-------- Excerpted data --------

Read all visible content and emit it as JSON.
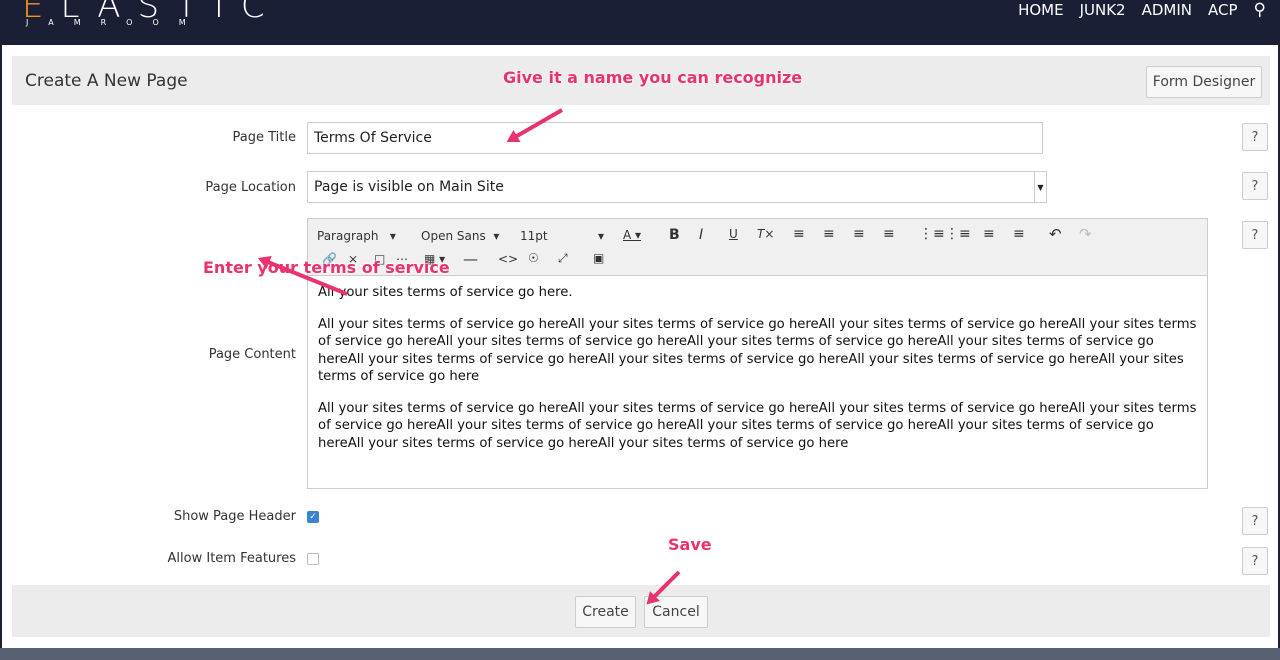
{
  "header": {
    "logo": "ELASTIC",
    "logo_sub": "JAMROOM",
    "nav": [
      "HOME",
      "JUNK2",
      "ADMIN",
      "ACP"
    ]
  },
  "panel": {
    "title": "Create A New Page",
    "form_designer": "Form Designer"
  },
  "annotations": {
    "name": "Give it a name you can recognize",
    "terms": "Enter your terms of service",
    "save": "Save"
  },
  "fields": {
    "page_title_label": "Page Title",
    "page_title_value": "Terms Of Service",
    "page_location_label": "Page Location",
    "page_location_value": "Page is visible on Main Site",
    "page_content_label": "Page Content",
    "show_header_label": "Show Page Header",
    "show_header_checked": true,
    "allow_features_label": "Allow Item Features",
    "allow_features_checked": false,
    "help": "?"
  },
  "toolbar": {
    "format": "Paragraph",
    "font": "Open Sans",
    "size": "11pt"
  },
  "content": {
    "p1": "All your sites terms of service go here.",
    "p2": "All your sites terms of service go hereAll your sites terms of service go hereAll your sites terms of service go hereAll your sites terms of service go hereAll your sites terms of service go hereAll your sites terms of service go hereAll your sites terms of service go hereAll your sites terms of service go hereAll your sites terms of service go hereAll your sites terms of service go hereAll your sites terms of service go here",
    "p3": "All your sites terms of service go hereAll your sites terms of service go hereAll your sites terms of service go hereAll your sites terms of service go hereAll your sites terms of service go hereAll your sites terms of service go hereAll your sites terms of service go hereAll your sites terms of service go hereAll your sites terms of service go here"
  },
  "buttons": {
    "create": "Create",
    "cancel": "Cancel"
  }
}
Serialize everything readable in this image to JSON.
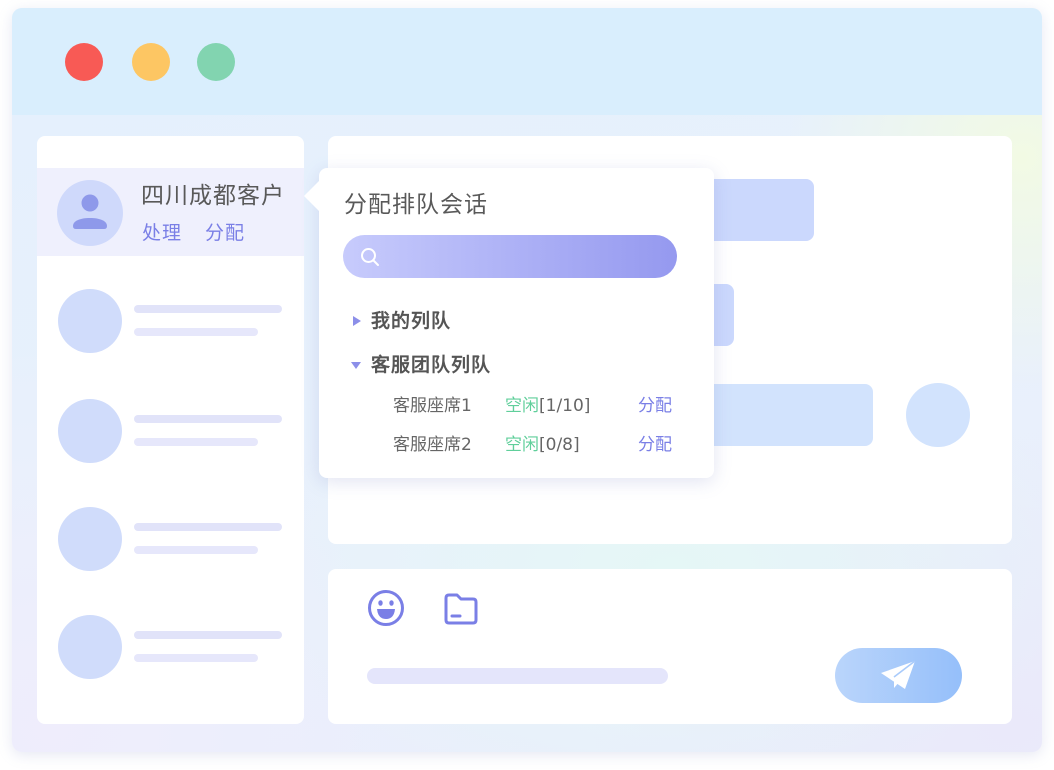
{
  "window": {
    "title_bar_color": "#d9eefd",
    "controls": [
      {
        "color": "#f85a55"
      },
      {
        "color": "#fdc663"
      },
      {
        "color": "#82d4b0"
      }
    ]
  },
  "theme": {
    "accent": "#7a7fe6",
    "idle_status": "#60cf9b"
  },
  "sidebar": {
    "active_contact": {
      "avatar_icon": "user-icon",
      "name": "四川成都客户",
      "actions": [
        "处理",
        "分配"
      ]
    }
  },
  "assign_popup": {
    "title": "分配排队会话",
    "search_icon": "search-icon",
    "queues": [
      {
        "label": "我的列队",
        "expanded": false,
        "toggle_icon": "caret-right-icon"
      },
      {
        "label": "客服团队列队",
        "expanded": true,
        "toggle_icon": "caret-down-icon",
        "agents": [
          {
            "name": "客服座席1",
            "status": "空闲",
            "load": "[1/10]",
            "action": "分配"
          },
          {
            "name": "客服座席2",
            "status": "空闲",
            "load": "[0/8]",
            "action": "分配"
          }
        ]
      }
    ]
  },
  "composer": {
    "tool_icons": [
      "emoji-icon",
      "folder-icon"
    ],
    "send_icon": "paper-plane-icon"
  }
}
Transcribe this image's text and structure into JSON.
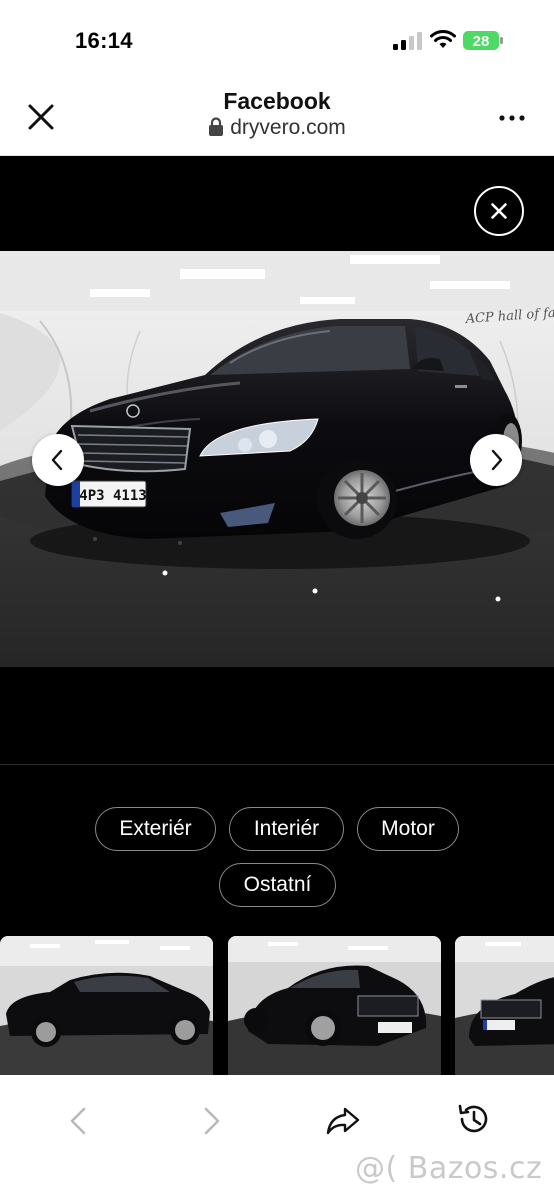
{
  "status_bar": {
    "time": "16:14",
    "battery": "28"
  },
  "header": {
    "title": "Facebook",
    "url": "dryvero.com"
  },
  "gallery": {
    "photo_watermark": "ACP hall of fame",
    "plate": "4P3 4113",
    "chips": [
      "Exteriér",
      "Interiér",
      "Motor",
      "Ostatní"
    ]
  },
  "watermark": "@( Bazos.cz",
  "icons": {
    "close": "close-icon",
    "more": "more-dots-icon",
    "lock": "lock-icon",
    "gallery_close": "close-circle-icon",
    "prev": "chevron-left-icon",
    "next": "chevron-right-icon",
    "back": "back-icon",
    "forward": "forward-icon",
    "share": "share-icon",
    "history": "history-icon"
  },
  "colors": {
    "gallery_bg": "#000000",
    "chip_border": "#8a8a8a",
    "battery_green": "#4cd964"
  }
}
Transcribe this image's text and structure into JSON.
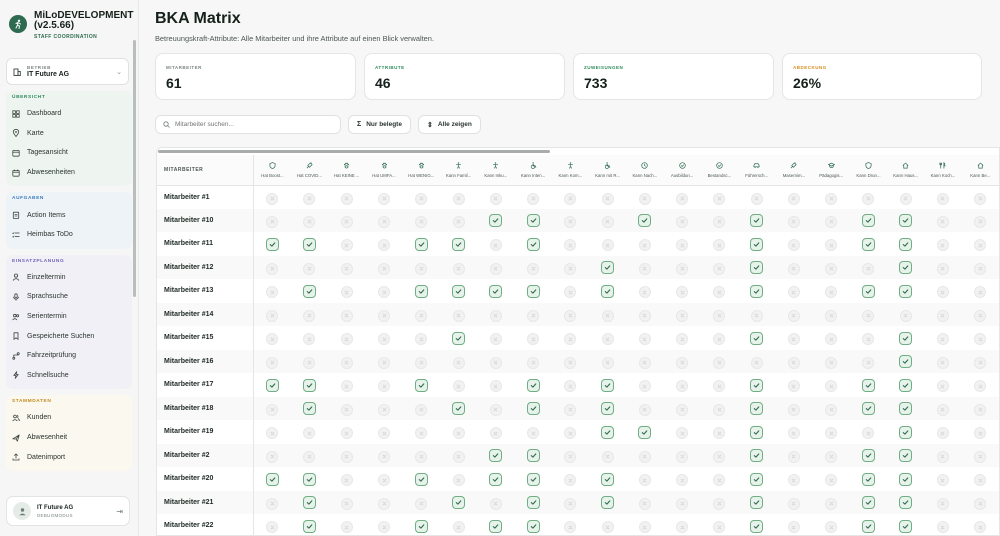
{
  "brand": {
    "name_line1": "MiLoDEVELOPMENT",
    "name_line2": "(v2.5.66)",
    "subtitle": "STAFF COORDINATION"
  },
  "betrieb": {
    "label": "BETRIEB",
    "value": "IT Future AG"
  },
  "nav": [
    {
      "title": "ÜBERSICHT",
      "items": [
        {
          "label": "Dashboard",
          "icon": "grid-icon"
        },
        {
          "label": "Karte",
          "icon": "map-pin-icon"
        },
        {
          "label": "Tagesansicht",
          "icon": "calendar-day-icon"
        },
        {
          "label": "Abwesenheiten",
          "icon": "calendar-icon"
        }
      ]
    },
    {
      "title": "AUFGABEN",
      "items": [
        {
          "label": "Action Items",
          "icon": "clipboard-icon"
        },
        {
          "label": "Heimbas ToDo",
          "icon": "list-icon"
        }
      ]
    },
    {
      "title": "EINSATZPLANUNG",
      "items": [
        {
          "label": "Einzeltermin",
          "icon": "user-icon"
        },
        {
          "label": "Sprachsuche",
          "icon": "mic-icon"
        },
        {
          "label": "Serientermin",
          "icon": "users-icon"
        },
        {
          "label": "Gespeicherte Suchen",
          "icon": "bookmark-icon"
        },
        {
          "label": "Fahrzeitprüfung",
          "icon": "route-icon"
        },
        {
          "label": "Schnellsuche",
          "icon": "bolt-icon"
        }
      ]
    },
    {
      "title": "STAMMDATEN",
      "items": [
        {
          "label": "Kunden",
          "icon": "people-icon"
        },
        {
          "label": "Abwesenheit",
          "icon": "plane-icon"
        },
        {
          "label": "Datenimport",
          "icon": "upload-icon"
        }
      ]
    }
  ],
  "user": {
    "name": "IT Future AG",
    "role": "DEBUGMODUS"
  },
  "page": {
    "title": "BKA Matrix",
    "subtitle": "Betreuungskraft-Attribute: Alle Mitarbeiter und ihre Attribute auf einen Blick verwalten."
  },
  "stats": [
    {
      "label": "MITARBEITER",
      "value": "61",
      "color": "#7a857f"
    },
    {
      "label": "ATTRIBUTE",
      "value": "46",
      "color": "#2d8a5a"
    },
    {
      "label": "ZUWEISUNGEN",
      "value": "733",
      "color": "#2d8a5a"
    },
    {
      "label": "ABDECKUNG",
      "value": "26%",
      "color": "#d98b1c"
    }
  ],
  "toolbar": {
    "search_placeholder": "Mitarbeiter suchen...",
    "filter_label": "Nur belegte",
    "show_all_label": "Alle zeigen"
  },
  "table": {
    "corner_label": "MITARBEITER",
    "attributes": [
      "Hat Boost...",
      "Hat COVID...",
      "Hat KEINE ...",
      "Hat UMFA...",
      "Hat WENIG...",
      "Kann Famil...",
      "Kann Inku...",
      "Kann Inten...",
      "Kann Kom...",
      "Kann mit R...",
      "Kann Nach...",
      "Ausbildun...",
      "Bestandsc...",
      "Führersch...",
      "Masernim...",
      "Pädagogis...",
      "Kann Drun...",
      "Kann Haus...",
      "Kann Koch...",
      "Kann Be..."
    ],
    "rows": [
      {
        "name": "Mitarbeiter #1",
        "checks": [
          0,
          0,
          0,
          0,
          0,
          0,
          0,
          0,
          0,
          0,
          0,
          0,
          0,
          0,
          0,
          0,
          0,
          0,
          0,
          0
        ]
      },
      {
        "name": "Mitarbeiter #10",
        "checks": [
          0,
          0,
          0,
          0,
          0,
          0,
          1,
          1,
          0,
          0,
          1,
          0,
          0,
          1,
          0,
          0,
          1,
          1,
          0,
          0
        ]
      },
      {
        "name": "Mitarbeiter #11",
        "checks": [
          1,
          1,
          0,
          0,
          1,
          1,
          0,
          1,
          0,
          0,
          0,
          0,
          0,
          1,
          0,
          0,
          1,
          1,
          0,
          0
        ]
      },
      {
        "name": "Mitarbeiter #12",
        "checks": [
          0,
          0,
          0,
          0,
          0,
          0,
          0,
          0,
          0,
          1,
          0,
          0,
          0,
          1,
          0,
          0,
          0,
          1,
          0,
          0
        ]
      },
      {
        "name": "Mitarbeiter #13",
        "checks": [
          0,
          1,
          0,
          0,
          1,
          1,
          1,
          1,
          0,
          1,
          0,
          0,
          0,
          1,
          0,
          0,
          1,
          1,
          0,
          0
        ]
      },
      {
        "name": "Mitarbeiter #14",
        "checks": [
          0,
          0,
          0,
          0,
          0,
          0,
          0,
          0,
          0,
          0,
          0,
          0,
          0,
          0,
          0,
          0,
          0,
          0,
          0,
          0
        ]
      },
      {
        "name": "Mitarbeiter #15",
        "checks": [
          0,
          0,
          0,
          0,
          0,
          1,
          0,
          0,
          0,
          0,
          0,
          0,
          0,
          1,
          0,
          0,
          0,
          1,
          0,
          0
        ]
      },
      {
        "name": "Mitarbeiter #16",
        "checks": [
          0,
          0,
          0,
          0,
          0,
          0,
          0,
          0,
          0,
          0,
          0,
          0,
          0,
          0,
          0,
          0,
          0,
          1,
          0,
          0
        ]
      },
      {
        "name": "Mitarbeiter #17",
        "checks": [
          1,
          1,
          0,
          0,
          1,
          0,
          0,
          1,
          0,
          1,
          0,
          0,
          0,
          1,
          0,
          0,
          1,
          1,
          0,
          0
        ]
      },
      {
        "name": "Mitarbeiter #18",
        "checks": [
          0,
          1,
          0,
          0,
          0,
          1,
          0,
          1,
          0,
          1,
          0,
          0,
          0,
          1,
          0,
          0,
          1,
          1,
          0,
          0
        ]
      },
      {
        "name": "Mitarbeiter #19",
        "checks": [
          0,
          0,
          0,
          0,
          0,
          0,
          0,
          0,
          0,
          1,
          1,
          0,
          0,
          1,
          0,
          0,
          0,
          1,
          0,
          0
        ]
      },
      {
        "name": "Mitarbeiter #2",
        "checks": [
          0,
          0,
          0,
          0,
          0,
          0,
          1,
          1,
          0,
          0,
          0,
          0,
          0,
          1,
          0,
          0,
          1,
          1,
          0,
          0
        ]
      },
      {
        "name": "Mitarbeiter #20",
        "checks": [
          1,
          1,
          0,
          0,
          1,
          0,
          1,
          1,
          0,
          1,
          0,
          0,
          0,
          1,
          0,
          0,
          1,
          1,
          0,
          0
        ]
      },
      {
        "name": "Mitarbeiter #21",
        "checks": [
          0,
          1,
          0,
          0,
          0,
          1,
          0,
          1,
          0,
          1,
          0,
          0,
          0,
          1,
          0,
          0,
          1,
          1,
          0,
          0
        ]
      },
      {
        "name": "Mitarbeiter #22",
        "checks": [
          0,
          1,
          0,
          0,
          1,
          0,
          1,
          1,
          0,
          0,
          0,
          0,
          0,
          1,
          0,
          0,
          1,
          1,
          0,
          0
        ]
      }
    ]
  }
}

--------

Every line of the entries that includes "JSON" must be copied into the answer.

Read all visible content and emit it as JSON.
Serialize everything readable in this image to JSON.
Transcribe this image's text and structure into JSON.
Transcribe this image's text and structure into JSON.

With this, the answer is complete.